“Most of these programs use machine learning algorithms to detect and deflect fraud to help give our customers a better experience,” he says.
Nelson says he always wanted to use his head in math and statistics to solve real world problems, but he initially thought it would be in the pharmaceutical and medical fields.
“In my last year at Baylor, I started researching areas where my skills were applicable. I realized that data science would be a smooth transition, and it fit my skills and interests more,” he says.
Nelson daily confronts a new set of challenges which require him to think critically and creatively using data science and machine learning to solve problems. He says these skills were sharpened and encouraged in Baylor’s learning environment.
“Having a solid analytical and statistical foundation is essential to be a good data scientist,” he says. “Therefore, receiving a PhD in statistics made the transition almost seamless. The program at Baylor is quite applied when it comes to class work and research.”
Nelson, who earned a bachelor’s degree in mathematics and statistics from Colorado Mesa University in 2013, says at Baylor he was encouraged to apply his in-class learning to real-world problems through coding and simulation. He believes this distinguishes the University’s program.
“I was able to get very comfortable reading and writing code, which now I do on a daily basis,” he says. “Furthermore, our department is quite small, which made our classes feel more intimate and engaging. That is exactly what someone like me needed to
Nelson acknowledges that many people become wary when they hear about technological innovation such as AI and machine learning. However, he believes the ability to analyze and interpret data in previously impossible ways makes the world safer and healthier.

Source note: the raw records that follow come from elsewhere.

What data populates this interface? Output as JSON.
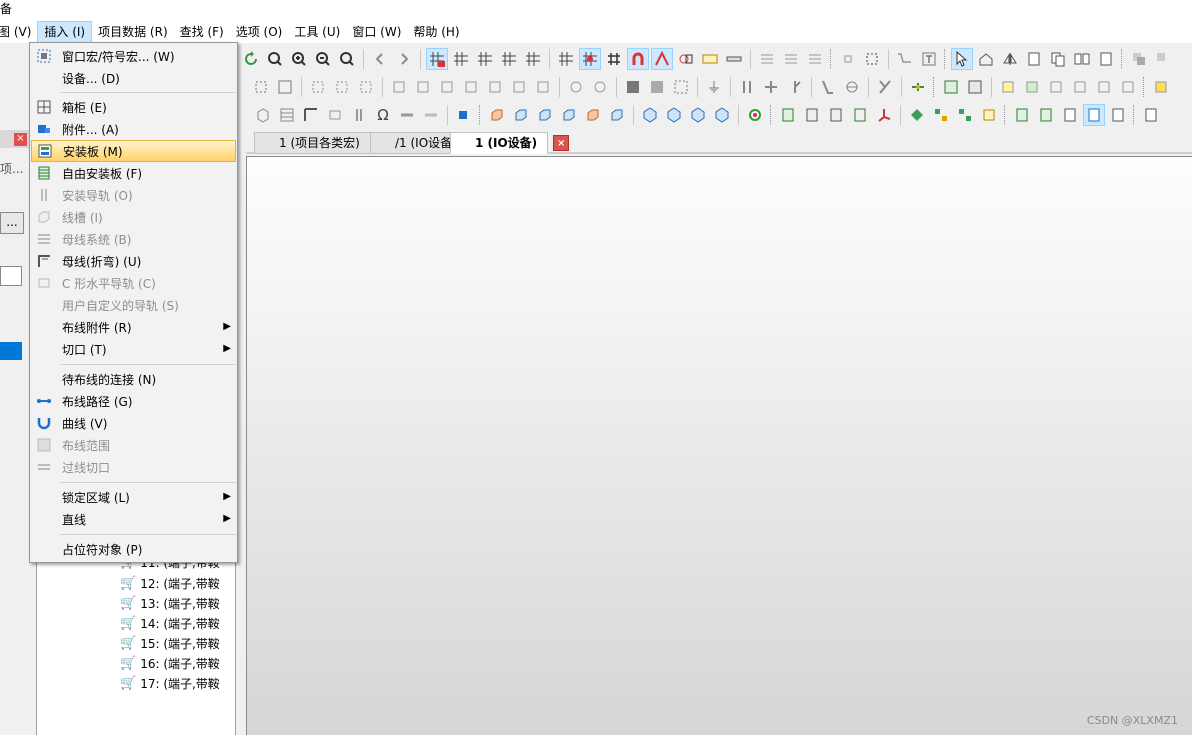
{
  "window": {
    "title_fragment": "备"
  },
  "menubar": {
    "items": [
      {
        "label": "图 (V)"
      },
      {
        "label": "插入 (I)"
      },
      {
        "label": "项目数据 (R)"
      },
      {
        "label": "查找 (F)"
      },
      {
        "label": "选项 (O)"
      },
      {
        "label": "工具 (U)"
      },
      {
        "label": "窗口 (W)"
      },
      {
        "label": "帮助 (H)"
      }
    ]
  },
  "insert_menu": {
    "items": [
      {
        "label": "窗口宏/符号宏... (W)",
        "icon": "macro-icon",
        "enabled": true
      },
      {
        "label": "设备... (D)",
        "icon": "",
        "enabled": true
      },
      {
        "label": "箱柜 (E)",
        "icon": "cabinet-icon",
        "enabled": true
      },
      {
        "label": "附件... (A)",
        "icon": "accessory-icon",
        "enabled": true
      },
      {
        "label": "安装板 (M)",
        "icon": "mounting-panel-icon",
        "enabled": true,
        "highlighted": true
      },
      {
        "label": "自由安装板 (F)",
        "icon": "free-panel-icon",
        "enabled": true
      },
      {
        "label": "安装导轨 (O)",
        "icon": "rail-icon",
        "enabled": false
      },
      {
        "label": "线槽 (I)",
        "icon": "cable-duct-icon",
        "enabled": false
      },
      {
        "label": "母线系统 (B)",
        "icon": "busbar-system-icon",
        "enabled": false
      },
      {
        "label": "母线(折弯) (U)",
        "icon": "busbar-bent-icon",
        "enabled": true
      },
      {
        "label": "C 形水平导轨 (C)",
        "icon": "c-rail-icon",
        "enabled": false
      },
      {
        "label": "用户自定义的导轨 (S)",
        "icon": "custom-rail-icon",
        "enabled": false
      },
      {
        "label": "布线附件 (R)",
        "icon": "",
        "enabled": true,
        "submenu": true
      },
      {
        "label": "切口 (T)",
        "icon": "",
        "enabled": true,
        "submenu": true
      },
      {
        "label": "待布线的连接 (N)",
        "icon": "",
        "enabled": true
      },
      {
        "label": "布线路径 (G)",
        "icon": "routing-path-icon",
        "enabled": true
      },
      {
        "label": "曲线 (V)",
        "icon": "curve-icon",
        "enabled": true
      },
      {
        "label": "布线范围 ",
        "icon": "routing-range-icon",
        "enabled": false
      },
      {
        "label": "过线切口",
        "icon": "cable-cutout-icon",
        "enabled": false
      },
      {
        "label": "锁定区域 (L)",
        "icon": "",
        "enabled": true,
        "submenu": true
      },
      {
        "label": "直线",
        "icon": "",
        "enabled": true,
        "submenu": true
      },
      {
        "label": "占位符对象 (P)",
        "icon": "",
        "enabled": true
      }
    ]
  },
  "left_panel": {
    "fragment1": "项...",
    "button": "..."
  },
  "tree": {
    "items": [
      {
        "label": "11: (端子,带鞍"
      },
      {
        "label": "12: (端子,带鞍"
      },
      {
        "label": "13: (端子,带鞍"
      },
      {
        "label": "14: (端子,带鞍"
      },
      {
        "label": "15: (端子,带鞍"
      },
      {
        "label": "16: (端子,带鞍"
      },
      {
        "label": "17: (端子,带鞍"
      }
    ]
  },
  "tabs": [
    {
      "label": "1 (项目各类宏)"
    },
    {
      "label": "/1 (IO设备)"
    },
    {
      "label": "1 (IO设备)",
      "active": true
    }
  ],
  "watermark": "CSDN @XLXMZ1"
}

“Data is a powerful thing, and we as data scientists need to be aware of this and make sure it is being used properly,” Nelson says, adding that the ability to fully automate decisions gives the ability to answer more questions which lead to faster results. “I see data every day improve the response time and alert us of issues which allows our company to function more efficiently.”
Approaching issues in a moral and ethical manner is precisely what is needed in the world of data sciences, he says, something that Baylor is well equipped to instill in students. Nelson chose Baylor because, in his view, the faculty genuinely care about students’ success during college and beyond.
“Most of them, if not all, have a strong Christian foundation,” he says. “I don’t believe these two points are independent. They mold students into adults with great character and morals.”